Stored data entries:
▬▬▬

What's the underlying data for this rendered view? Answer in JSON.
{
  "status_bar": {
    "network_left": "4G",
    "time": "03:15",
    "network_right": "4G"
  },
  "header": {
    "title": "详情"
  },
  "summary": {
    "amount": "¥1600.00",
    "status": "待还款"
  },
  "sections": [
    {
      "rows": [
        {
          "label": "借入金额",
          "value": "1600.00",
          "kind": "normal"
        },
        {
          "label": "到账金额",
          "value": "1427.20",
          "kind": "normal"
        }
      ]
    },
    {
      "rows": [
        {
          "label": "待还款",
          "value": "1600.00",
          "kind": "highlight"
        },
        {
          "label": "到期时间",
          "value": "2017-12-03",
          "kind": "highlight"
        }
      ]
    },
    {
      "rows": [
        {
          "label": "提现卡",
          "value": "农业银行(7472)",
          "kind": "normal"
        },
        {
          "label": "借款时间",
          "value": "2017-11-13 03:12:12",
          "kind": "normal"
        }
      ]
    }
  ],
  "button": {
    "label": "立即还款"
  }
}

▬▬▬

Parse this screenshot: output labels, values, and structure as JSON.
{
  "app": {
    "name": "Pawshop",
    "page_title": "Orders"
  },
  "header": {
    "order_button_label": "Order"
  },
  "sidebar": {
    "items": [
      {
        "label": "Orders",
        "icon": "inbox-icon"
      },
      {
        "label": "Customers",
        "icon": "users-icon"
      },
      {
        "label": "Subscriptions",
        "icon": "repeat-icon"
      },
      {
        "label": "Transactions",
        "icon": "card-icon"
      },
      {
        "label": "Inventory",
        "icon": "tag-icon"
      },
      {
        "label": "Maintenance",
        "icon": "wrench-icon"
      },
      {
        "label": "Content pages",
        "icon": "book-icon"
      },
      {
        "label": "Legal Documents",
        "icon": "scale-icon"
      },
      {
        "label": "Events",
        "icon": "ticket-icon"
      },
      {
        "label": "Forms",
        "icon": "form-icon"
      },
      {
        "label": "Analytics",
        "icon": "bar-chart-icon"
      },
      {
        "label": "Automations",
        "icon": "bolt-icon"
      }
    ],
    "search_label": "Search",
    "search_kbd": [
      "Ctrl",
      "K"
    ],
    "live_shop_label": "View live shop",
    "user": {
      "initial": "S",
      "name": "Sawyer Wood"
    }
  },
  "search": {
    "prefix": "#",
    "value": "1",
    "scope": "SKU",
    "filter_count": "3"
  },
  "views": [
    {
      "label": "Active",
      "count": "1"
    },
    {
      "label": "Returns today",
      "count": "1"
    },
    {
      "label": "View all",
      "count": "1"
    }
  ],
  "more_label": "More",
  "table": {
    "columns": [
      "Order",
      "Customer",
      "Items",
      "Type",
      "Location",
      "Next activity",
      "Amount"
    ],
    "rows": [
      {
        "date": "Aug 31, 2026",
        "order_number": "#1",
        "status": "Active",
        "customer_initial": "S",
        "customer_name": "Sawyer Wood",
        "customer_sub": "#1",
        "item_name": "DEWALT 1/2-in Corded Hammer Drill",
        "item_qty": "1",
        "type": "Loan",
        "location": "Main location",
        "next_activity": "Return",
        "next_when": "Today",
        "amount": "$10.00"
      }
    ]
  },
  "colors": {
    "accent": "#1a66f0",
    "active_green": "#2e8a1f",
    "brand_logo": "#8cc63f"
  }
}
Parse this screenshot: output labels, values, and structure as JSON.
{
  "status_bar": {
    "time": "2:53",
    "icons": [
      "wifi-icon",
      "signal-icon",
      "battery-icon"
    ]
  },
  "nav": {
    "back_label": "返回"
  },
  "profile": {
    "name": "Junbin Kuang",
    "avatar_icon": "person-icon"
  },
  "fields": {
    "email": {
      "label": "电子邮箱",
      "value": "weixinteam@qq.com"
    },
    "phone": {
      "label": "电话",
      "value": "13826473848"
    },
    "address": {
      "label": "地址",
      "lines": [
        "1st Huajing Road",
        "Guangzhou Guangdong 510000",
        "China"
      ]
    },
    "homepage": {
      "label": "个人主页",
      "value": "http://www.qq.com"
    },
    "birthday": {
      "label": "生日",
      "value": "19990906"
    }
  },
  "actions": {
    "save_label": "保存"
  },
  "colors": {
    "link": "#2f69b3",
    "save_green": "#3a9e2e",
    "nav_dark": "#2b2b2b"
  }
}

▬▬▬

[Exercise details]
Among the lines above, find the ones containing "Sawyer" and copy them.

[Result of this task]
      "name": "Sawyer Wood"
        "customer_name": "Sawyer Wood",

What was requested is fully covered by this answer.